If you follow Israeli politics, then you know that within the past year, the Jewish state has experienced two deadlocked elections. What explains this political stalemate?
According to Micah Goodman, one of Israel’s leading public intellectuals, Israeli politics is trapped in a Catch-67. Most Israelis have been persuaded by the right’s argument that peace with the Palestinians isn’t feasible any time soon and that withdrawal from the West Bank would be a security nightmare. But most also agree with the left’s argument that Israeli control over the West Bank is a demographic time-bomb that poses a threat to the nation’s character as a Jewish and democratic state. They think, in sum, that establishing a Palestinian state right now would be a disaster and that remaining in the territories would also be a disaster.
Sign Up For Our E-Mail List Get the latest from Mosaic right in your inbox
How can Israel get out of this bind? By abandoning comprehensive peace plans and messianic solutions, argues Goodman. Rather than solving the conflict—or ignoring it—Israel ought to focus on shrinking it. How? By improving the day-to-day lives of Palestinians while maintaining an unwavering commitment to national security. Goodman described this plan in a recent Atlantic essay, “Eight Steps to Shrink the Israeli-Palestinian Conflict,” and now, in this week’s podcast, he joins us to explore these vital and thought-provoking ideas in even greater detail.
Musical selections in this podcast are drawn from the Quintet for Clarinet and Strings, op. 31a, composed by Paul Ben-Haim and performed by the ARC Ensemble, as well as the original Broadway cast recording of Fiddler on the Roof and “Above the Ocean” by Evan MacDonald.
Every Thursday, the Tikvah Podcast at Mosaic will bring to your car/earbuds/home stereo/Alexa the latest in our efforts to advance Jewish thought. For more on the new podcast, check out our inaugural post here.

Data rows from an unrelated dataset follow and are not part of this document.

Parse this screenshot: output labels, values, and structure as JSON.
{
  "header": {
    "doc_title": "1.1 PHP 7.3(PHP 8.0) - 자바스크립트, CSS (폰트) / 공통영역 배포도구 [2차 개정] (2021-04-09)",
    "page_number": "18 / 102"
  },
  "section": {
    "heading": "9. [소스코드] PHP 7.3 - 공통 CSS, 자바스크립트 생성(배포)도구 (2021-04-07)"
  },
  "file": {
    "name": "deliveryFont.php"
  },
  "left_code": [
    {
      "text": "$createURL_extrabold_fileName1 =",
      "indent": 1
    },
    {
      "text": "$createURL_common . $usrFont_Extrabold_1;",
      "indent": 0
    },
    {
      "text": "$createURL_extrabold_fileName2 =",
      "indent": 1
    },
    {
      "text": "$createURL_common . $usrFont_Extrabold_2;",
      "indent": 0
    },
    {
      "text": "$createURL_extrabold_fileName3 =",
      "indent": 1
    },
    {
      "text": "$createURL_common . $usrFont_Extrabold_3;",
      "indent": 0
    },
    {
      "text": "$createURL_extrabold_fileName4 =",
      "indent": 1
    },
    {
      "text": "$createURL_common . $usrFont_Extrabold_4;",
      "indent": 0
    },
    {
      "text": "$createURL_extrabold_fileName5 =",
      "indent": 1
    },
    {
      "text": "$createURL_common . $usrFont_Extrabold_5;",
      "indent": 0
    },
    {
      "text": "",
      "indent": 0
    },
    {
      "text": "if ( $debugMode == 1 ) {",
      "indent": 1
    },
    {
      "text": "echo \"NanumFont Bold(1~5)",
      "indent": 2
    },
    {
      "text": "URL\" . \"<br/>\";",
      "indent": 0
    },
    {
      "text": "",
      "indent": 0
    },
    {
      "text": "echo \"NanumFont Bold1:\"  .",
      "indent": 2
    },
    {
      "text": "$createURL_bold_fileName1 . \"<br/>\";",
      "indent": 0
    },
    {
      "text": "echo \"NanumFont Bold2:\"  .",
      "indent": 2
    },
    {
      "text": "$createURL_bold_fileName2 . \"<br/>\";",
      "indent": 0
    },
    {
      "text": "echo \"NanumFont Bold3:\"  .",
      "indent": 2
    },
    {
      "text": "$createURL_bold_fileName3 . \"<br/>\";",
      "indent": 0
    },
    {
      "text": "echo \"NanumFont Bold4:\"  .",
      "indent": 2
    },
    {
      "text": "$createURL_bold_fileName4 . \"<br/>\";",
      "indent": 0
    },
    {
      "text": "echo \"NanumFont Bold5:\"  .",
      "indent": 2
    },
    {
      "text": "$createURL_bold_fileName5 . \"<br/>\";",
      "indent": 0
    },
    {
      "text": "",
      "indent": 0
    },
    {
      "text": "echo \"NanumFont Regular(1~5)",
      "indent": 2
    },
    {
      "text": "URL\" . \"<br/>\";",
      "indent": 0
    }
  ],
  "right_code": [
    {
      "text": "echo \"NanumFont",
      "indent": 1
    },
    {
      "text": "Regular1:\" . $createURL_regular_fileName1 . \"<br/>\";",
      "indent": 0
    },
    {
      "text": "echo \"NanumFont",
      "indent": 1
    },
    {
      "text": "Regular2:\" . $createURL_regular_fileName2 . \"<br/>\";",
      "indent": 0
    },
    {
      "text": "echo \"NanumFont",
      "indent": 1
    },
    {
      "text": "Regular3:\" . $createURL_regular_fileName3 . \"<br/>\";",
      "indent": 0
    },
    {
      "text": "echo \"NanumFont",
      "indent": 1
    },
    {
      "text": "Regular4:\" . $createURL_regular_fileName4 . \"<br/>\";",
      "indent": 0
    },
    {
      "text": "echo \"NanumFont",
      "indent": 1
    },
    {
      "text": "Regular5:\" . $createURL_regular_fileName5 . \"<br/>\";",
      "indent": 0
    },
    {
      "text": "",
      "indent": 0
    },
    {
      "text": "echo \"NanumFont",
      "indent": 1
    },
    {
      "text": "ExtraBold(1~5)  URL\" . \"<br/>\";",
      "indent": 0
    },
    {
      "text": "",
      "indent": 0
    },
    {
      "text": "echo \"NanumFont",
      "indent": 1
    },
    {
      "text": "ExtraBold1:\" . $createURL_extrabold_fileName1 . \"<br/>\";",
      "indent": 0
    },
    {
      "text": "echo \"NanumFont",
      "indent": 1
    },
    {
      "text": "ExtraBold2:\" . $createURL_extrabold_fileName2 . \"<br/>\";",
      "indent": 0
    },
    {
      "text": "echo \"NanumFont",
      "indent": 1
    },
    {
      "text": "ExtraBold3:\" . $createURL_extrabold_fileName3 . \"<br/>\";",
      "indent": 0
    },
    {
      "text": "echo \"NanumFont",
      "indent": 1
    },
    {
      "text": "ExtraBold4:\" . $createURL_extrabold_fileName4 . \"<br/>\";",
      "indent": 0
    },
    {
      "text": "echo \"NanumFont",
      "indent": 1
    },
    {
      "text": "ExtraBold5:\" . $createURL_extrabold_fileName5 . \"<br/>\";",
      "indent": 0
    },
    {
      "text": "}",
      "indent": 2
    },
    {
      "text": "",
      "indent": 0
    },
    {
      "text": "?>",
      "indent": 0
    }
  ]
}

If you have thoughts about the podcast that you’d like to share, ideas for future guests and topics, or any other form of feedback, just send us an email at firstname.lastname@example.org. We’re grateful for your support, and we look forward to a new year of great conversations on Jewish essays and ideas.